Dataset rows for apps and sites:
··········

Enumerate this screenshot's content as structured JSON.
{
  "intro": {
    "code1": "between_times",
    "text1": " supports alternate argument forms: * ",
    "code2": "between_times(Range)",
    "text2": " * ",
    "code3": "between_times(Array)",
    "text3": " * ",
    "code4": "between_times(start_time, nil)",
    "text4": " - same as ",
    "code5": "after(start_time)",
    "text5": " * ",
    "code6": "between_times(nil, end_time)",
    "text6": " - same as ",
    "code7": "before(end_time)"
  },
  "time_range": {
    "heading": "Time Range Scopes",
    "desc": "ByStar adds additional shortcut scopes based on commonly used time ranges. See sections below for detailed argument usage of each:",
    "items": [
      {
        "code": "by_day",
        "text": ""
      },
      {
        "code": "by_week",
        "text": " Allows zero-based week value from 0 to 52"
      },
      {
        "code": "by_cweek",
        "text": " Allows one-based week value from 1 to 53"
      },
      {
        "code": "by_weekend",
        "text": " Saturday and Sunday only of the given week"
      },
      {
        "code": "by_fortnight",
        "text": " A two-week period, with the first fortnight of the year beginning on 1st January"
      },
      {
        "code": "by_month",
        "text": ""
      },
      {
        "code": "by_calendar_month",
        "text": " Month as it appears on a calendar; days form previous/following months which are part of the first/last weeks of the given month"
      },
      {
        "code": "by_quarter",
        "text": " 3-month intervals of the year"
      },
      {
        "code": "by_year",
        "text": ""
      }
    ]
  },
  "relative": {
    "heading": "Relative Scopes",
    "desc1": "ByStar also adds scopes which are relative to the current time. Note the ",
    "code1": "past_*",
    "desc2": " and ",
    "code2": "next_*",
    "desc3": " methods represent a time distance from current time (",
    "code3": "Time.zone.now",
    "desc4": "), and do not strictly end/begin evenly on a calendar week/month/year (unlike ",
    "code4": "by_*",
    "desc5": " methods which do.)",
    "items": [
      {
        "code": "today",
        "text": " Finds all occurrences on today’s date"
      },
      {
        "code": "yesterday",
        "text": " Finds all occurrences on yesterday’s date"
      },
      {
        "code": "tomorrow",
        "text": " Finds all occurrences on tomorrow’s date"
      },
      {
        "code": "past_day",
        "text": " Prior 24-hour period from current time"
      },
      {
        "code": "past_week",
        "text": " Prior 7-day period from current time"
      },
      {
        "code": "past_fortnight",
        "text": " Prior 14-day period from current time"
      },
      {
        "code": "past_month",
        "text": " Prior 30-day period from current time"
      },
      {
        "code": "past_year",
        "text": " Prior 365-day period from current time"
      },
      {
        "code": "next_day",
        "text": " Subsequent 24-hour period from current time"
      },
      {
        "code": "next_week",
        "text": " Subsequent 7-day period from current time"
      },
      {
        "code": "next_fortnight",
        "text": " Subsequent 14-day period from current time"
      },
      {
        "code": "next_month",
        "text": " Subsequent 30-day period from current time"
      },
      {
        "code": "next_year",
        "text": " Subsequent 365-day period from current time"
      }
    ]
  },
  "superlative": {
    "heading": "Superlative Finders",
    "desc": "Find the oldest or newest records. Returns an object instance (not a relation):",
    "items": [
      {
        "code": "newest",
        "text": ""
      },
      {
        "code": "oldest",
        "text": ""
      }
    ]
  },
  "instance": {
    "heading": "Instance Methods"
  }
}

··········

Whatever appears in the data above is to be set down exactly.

Enumerate this screenshot's content as structured JSON.
{
  "intro": {
    "code1": "between_times",
    "text1": " supports alternate argument forms: * ",
    "code2": "between_times(Range)",
    "text2": " * ",
    "code3": "between_times(Array)",
    "text3": " * ",
    "code4": "between_times(start_time, nil)",
    "text4": " - same as ",
    "code5": "after(start_time)",
    "text5": " * ",
    "code6": "between_times(nil, end_time)",
    "text6": " - same as ",
    "code7": "before(end_time)"
  },
  "time_range": {
    "heading": "Time Range Scopes",
    "desc": "ByStar adds additional shortcut scopes based on commonly used time ranges. See sections below for detailed argument usage of each:",
    "items": [
      {
        "code": "by_day",
        "text": ""
      },
      {
        "code": "by_week",
        "text": " Allows zero-based week value from 0 to 52"
      },
      {
        "code": "by_cweek",
        "text": " Allows one-based week value from 1 to 53"
      },
      {
        "code": "by_weekend",
        "text": " Saturday and Sunday only of the given week"
      },
      {
        "code": "by_fortnight",
        "text": " A two-week period, with the first fortnight of the year beginning on 1st January"
      },
      {
        "code": "by_month",
        "text": ""
      },
      {
        "code": "by_calendar_month",
        "text": " Month as it appears on a calendar; days form previous/following months which are part of the first/last weeks of the given month"
      },
      {
        "code": "by_quarter",
        "text": " 3-month intervals of the year"
      },
      {
        "code": "by_year",
        "text": ""
      }
    ]
  },
  "relative": {
    "heading": "Relative Scopes",
    "desc1": "ByStar also adds scopes which are relative to the current time. Note the ",
    "code1": "past_*",
    "desc2": " and ",
    "code2": "next_*",
    "desc3": " methods represent a time distance from current time (",
    "code3": "Time.zone.now",
    "desc4": "), and do not strictly end/begin evenly on a calendar week/month/year (unlike ",
    "code4": "by_*",
    "desc5": " methods which do.)",
    "items": [
      {
        "code": "today",
        "text": " Finds all occurrences on today’s date"
      },
      {
        "code": "yesterday",
        "text": " Finds all occurrences on yesterday’s date"
      },
      {
        "code": "tomorrow",
        "text": " Finds all occurrences on tomorrow’s date"
      },
      {
        "code": "past_day",
        "text": " Prior 24-hour period from current time"
      },
      {
        "code": "past_week",
        "text": " Prior 7-day period from current time"
      },
      {
        "code": "past_fortnight",
        "text": " Prior 14-day period from current time"
      },
      {
        "code": "past_month",
        "text": " Prior 30-day period from current time"
      },
      {
        "code": "past_year",
        "text": " Prior 365-day period from current time"
      },
      {
        "code": "next_day",
        "text": " Subsequent 24-hour period from current time"
      },
      {
        "code": "next_week",
        "text": " Subsequent 7-day period from current time"
      },
      {
        "code": "next_fortnight",
        "text": " Subsequent 14-day period from current time"
      },
      {
        "code": "next_month",
        "text": " Subsequent 30-day period from current time"
      },
      {
        "code": "next_year",
        "text": " Subsequent 365-day period from current time"
      }
    ]
  },
  "superlative": {
    "heading": "Superlative Finders",
    "desc": "Find the oldest or newest records. Returns an object instance (not a relation):",
    "items": [
      {
        "code": "newest",
        "text": ""
      },
      {
        "code": "oldest",
        "text": ""
      }
    ]
  },
  "instance": {
    "heading": "Instance Methods"
  }
}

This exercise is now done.